_HOW TO COMPLETE THIS TASK_
Every line of the material below that contains the string "with" must appear in the answer.

_MATERIAL SHOWN_
::::

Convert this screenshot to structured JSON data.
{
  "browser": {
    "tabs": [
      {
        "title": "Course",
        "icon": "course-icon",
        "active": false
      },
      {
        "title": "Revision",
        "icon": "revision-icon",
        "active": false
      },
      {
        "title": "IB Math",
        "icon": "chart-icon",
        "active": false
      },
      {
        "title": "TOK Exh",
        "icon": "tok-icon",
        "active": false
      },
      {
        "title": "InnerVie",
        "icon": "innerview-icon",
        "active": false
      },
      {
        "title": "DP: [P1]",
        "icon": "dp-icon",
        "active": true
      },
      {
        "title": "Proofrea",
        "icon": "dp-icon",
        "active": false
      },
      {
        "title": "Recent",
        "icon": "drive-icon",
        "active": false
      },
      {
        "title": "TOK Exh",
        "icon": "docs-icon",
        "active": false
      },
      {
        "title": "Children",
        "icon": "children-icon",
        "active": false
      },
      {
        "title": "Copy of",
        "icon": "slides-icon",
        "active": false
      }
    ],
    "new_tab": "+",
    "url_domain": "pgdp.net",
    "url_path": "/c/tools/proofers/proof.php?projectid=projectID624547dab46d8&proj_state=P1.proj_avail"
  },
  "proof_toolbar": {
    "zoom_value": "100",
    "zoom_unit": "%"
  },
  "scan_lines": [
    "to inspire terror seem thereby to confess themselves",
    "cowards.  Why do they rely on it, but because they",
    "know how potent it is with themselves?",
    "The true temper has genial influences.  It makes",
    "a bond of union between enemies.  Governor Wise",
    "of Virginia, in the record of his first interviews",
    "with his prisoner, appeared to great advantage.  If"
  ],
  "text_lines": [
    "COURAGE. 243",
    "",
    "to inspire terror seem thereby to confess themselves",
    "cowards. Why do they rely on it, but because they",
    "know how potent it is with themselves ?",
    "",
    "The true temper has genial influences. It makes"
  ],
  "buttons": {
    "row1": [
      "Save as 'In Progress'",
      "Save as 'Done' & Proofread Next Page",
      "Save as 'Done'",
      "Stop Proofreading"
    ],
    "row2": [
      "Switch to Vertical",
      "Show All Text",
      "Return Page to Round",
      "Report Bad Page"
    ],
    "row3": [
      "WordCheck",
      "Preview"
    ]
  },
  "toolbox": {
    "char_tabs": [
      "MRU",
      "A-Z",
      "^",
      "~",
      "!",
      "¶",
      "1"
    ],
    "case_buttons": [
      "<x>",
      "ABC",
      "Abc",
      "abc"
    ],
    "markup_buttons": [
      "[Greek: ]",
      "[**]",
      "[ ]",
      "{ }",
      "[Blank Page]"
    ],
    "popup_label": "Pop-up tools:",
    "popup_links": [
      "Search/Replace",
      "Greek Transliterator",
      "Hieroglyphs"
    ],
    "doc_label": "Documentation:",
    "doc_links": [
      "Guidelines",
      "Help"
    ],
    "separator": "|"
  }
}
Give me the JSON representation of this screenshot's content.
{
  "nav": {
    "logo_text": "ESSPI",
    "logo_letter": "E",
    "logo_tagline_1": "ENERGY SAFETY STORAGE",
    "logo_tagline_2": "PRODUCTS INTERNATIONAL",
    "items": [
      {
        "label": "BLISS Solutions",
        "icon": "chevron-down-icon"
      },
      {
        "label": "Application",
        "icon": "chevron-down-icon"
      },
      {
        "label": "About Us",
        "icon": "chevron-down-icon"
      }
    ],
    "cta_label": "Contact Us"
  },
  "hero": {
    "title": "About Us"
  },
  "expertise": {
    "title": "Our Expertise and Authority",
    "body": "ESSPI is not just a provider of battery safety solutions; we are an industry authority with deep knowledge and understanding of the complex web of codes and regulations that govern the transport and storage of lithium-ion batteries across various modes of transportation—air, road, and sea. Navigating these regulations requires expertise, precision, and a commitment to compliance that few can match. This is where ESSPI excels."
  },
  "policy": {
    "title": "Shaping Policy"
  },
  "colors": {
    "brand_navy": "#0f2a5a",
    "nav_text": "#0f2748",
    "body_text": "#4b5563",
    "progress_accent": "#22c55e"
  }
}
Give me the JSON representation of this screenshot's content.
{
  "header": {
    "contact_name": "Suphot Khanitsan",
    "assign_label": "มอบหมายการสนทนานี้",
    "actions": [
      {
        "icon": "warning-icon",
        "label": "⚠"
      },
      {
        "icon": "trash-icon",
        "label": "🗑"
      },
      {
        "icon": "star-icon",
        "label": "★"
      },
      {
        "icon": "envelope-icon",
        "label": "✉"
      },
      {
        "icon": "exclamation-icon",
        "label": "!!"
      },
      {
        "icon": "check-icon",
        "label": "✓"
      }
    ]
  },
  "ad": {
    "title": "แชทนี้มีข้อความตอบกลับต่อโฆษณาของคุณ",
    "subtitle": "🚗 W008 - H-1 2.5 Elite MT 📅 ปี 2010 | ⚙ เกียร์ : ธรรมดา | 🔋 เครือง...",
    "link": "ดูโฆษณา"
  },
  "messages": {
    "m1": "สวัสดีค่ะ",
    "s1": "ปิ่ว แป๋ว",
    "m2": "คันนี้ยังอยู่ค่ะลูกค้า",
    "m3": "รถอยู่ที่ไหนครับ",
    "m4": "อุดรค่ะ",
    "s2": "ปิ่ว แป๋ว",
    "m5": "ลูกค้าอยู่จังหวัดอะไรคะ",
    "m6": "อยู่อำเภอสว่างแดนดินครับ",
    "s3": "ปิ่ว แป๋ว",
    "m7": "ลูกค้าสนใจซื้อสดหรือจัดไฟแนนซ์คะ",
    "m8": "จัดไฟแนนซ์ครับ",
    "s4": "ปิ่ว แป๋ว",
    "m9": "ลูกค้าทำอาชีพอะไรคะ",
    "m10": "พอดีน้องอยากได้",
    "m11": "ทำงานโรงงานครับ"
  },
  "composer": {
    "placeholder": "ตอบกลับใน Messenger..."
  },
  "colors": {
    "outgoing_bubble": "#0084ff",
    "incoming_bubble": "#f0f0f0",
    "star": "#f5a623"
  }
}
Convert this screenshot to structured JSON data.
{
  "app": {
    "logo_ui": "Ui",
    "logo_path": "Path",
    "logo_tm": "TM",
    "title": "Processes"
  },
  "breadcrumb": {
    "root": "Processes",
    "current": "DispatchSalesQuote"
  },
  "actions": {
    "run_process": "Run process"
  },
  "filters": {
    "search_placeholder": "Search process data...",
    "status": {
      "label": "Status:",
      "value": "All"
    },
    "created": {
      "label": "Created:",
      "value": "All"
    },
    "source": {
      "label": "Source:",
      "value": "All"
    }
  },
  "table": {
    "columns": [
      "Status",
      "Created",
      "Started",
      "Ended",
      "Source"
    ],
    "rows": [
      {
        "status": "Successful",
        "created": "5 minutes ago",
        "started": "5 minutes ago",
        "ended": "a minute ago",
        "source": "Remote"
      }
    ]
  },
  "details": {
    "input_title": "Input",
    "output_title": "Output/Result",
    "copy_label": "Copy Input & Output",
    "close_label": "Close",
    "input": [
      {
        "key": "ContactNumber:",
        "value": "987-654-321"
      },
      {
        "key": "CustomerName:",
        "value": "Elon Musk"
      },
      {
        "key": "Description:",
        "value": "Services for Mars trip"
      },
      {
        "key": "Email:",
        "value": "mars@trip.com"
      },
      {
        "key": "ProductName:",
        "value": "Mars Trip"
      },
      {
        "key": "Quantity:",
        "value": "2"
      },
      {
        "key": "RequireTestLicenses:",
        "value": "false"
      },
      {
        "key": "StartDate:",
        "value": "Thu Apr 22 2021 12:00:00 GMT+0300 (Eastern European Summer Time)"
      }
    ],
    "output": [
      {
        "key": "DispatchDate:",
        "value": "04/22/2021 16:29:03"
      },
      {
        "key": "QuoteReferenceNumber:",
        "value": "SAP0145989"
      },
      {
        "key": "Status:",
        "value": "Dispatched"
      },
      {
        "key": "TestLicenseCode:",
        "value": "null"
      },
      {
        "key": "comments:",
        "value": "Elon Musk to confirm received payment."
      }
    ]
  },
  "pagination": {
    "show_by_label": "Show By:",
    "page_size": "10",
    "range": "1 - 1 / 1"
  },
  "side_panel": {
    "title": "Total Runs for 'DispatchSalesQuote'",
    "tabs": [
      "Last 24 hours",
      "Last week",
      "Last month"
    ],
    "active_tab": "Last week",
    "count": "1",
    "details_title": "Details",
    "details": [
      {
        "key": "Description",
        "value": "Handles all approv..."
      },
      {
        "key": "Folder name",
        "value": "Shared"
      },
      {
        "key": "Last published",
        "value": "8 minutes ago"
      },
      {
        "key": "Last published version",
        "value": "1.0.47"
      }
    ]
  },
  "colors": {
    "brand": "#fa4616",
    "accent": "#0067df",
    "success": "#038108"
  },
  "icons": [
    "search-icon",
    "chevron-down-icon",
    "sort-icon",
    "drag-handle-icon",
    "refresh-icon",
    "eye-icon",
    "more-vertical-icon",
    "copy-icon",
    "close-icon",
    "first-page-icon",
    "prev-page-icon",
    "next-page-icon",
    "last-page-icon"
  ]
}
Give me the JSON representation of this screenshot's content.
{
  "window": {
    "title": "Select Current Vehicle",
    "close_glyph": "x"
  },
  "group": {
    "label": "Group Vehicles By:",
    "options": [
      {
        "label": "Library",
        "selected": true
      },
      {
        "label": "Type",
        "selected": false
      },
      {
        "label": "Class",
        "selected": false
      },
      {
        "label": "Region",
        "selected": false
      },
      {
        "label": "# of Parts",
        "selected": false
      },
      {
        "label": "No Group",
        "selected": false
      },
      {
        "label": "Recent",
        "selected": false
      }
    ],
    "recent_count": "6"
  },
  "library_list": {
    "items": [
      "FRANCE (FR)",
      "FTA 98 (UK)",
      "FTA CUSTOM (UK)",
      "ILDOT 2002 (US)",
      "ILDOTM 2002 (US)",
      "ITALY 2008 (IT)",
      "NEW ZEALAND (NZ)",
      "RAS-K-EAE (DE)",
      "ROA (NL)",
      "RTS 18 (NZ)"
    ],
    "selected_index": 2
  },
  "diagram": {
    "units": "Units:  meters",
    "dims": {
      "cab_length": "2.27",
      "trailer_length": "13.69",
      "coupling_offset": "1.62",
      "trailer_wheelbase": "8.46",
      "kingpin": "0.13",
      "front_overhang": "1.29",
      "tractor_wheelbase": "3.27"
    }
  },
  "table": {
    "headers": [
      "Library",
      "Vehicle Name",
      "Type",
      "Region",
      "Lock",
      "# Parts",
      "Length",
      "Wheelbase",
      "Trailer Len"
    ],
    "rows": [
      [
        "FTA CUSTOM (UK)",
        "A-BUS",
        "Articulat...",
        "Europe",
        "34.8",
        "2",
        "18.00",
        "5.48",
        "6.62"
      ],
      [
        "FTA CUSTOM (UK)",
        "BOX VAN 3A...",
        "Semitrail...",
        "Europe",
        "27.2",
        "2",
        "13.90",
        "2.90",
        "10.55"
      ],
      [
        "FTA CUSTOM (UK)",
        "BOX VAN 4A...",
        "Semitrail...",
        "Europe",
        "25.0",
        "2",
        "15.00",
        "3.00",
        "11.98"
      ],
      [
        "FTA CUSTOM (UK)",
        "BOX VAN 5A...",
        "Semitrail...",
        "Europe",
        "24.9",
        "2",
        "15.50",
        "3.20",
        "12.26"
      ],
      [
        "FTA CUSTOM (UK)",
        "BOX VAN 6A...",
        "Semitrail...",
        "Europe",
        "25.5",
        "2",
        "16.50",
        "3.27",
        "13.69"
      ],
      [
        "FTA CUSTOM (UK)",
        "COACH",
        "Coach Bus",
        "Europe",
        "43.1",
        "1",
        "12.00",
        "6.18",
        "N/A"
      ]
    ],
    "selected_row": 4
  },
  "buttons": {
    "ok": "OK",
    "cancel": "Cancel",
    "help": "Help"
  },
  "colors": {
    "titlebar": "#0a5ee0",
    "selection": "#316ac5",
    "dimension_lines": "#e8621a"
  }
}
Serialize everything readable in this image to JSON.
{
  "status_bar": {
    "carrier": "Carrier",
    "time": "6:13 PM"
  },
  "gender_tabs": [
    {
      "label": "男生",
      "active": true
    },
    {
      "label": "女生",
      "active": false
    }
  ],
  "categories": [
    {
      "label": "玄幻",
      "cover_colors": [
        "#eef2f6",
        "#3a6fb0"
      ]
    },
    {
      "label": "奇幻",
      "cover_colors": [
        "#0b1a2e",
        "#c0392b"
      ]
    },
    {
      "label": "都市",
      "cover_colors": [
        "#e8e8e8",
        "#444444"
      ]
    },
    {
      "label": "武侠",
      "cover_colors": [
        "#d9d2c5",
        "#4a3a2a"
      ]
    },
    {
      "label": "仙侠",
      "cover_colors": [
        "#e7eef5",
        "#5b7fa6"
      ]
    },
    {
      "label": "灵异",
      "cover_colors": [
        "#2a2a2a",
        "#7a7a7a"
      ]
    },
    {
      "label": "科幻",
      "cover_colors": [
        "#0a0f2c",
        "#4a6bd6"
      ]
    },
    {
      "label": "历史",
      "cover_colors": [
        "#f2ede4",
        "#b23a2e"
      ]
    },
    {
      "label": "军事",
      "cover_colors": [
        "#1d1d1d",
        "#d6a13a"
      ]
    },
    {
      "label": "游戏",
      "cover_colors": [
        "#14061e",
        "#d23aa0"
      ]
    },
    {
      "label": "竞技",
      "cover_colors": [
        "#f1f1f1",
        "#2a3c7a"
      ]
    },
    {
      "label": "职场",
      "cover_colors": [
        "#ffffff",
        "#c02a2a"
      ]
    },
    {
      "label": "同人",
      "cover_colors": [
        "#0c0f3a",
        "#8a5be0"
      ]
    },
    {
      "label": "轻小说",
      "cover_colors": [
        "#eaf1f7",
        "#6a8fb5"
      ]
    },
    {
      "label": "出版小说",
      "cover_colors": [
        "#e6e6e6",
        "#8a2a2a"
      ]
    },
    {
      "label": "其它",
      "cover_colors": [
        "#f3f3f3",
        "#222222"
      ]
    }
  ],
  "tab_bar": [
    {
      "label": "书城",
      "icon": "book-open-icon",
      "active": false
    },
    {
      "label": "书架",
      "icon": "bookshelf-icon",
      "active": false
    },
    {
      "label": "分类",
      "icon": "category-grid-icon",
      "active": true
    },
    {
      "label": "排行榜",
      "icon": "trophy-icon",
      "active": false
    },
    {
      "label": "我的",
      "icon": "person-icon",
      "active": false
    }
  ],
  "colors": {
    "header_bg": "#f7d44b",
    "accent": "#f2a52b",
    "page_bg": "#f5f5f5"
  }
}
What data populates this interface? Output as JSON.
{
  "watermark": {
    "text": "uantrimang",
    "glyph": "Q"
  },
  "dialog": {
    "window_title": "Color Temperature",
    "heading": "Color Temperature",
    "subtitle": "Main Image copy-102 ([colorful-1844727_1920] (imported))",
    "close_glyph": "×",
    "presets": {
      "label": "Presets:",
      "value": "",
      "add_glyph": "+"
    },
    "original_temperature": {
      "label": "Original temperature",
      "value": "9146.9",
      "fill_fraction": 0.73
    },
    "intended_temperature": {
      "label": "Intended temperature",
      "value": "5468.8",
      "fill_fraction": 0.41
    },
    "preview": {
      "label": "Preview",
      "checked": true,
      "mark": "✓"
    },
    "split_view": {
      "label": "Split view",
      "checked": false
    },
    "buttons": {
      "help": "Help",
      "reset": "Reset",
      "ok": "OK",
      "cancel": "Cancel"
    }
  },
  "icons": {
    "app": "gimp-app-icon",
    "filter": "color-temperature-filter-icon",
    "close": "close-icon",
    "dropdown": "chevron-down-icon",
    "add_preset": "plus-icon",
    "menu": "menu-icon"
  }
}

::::

_OUTPUT FOR THIS EXERCISE_
    "know how potent it is with themselves?",
    "with his prisoner, appeared to great advantage.  If"
    "know how potent it is with themselves ?",
    "body": "ESSPI is not just a provider of battery safety solutions; we are an industry authority with deep knowledge and understanding of the complex web of codes and regulations that govern the transport and storage of lithium-ion batteries across various modes of transportation—air, road, and sea. Navigating these regulations requires expertise, precision, and a commitment to compliance that few can match. This is where ESSPI excels."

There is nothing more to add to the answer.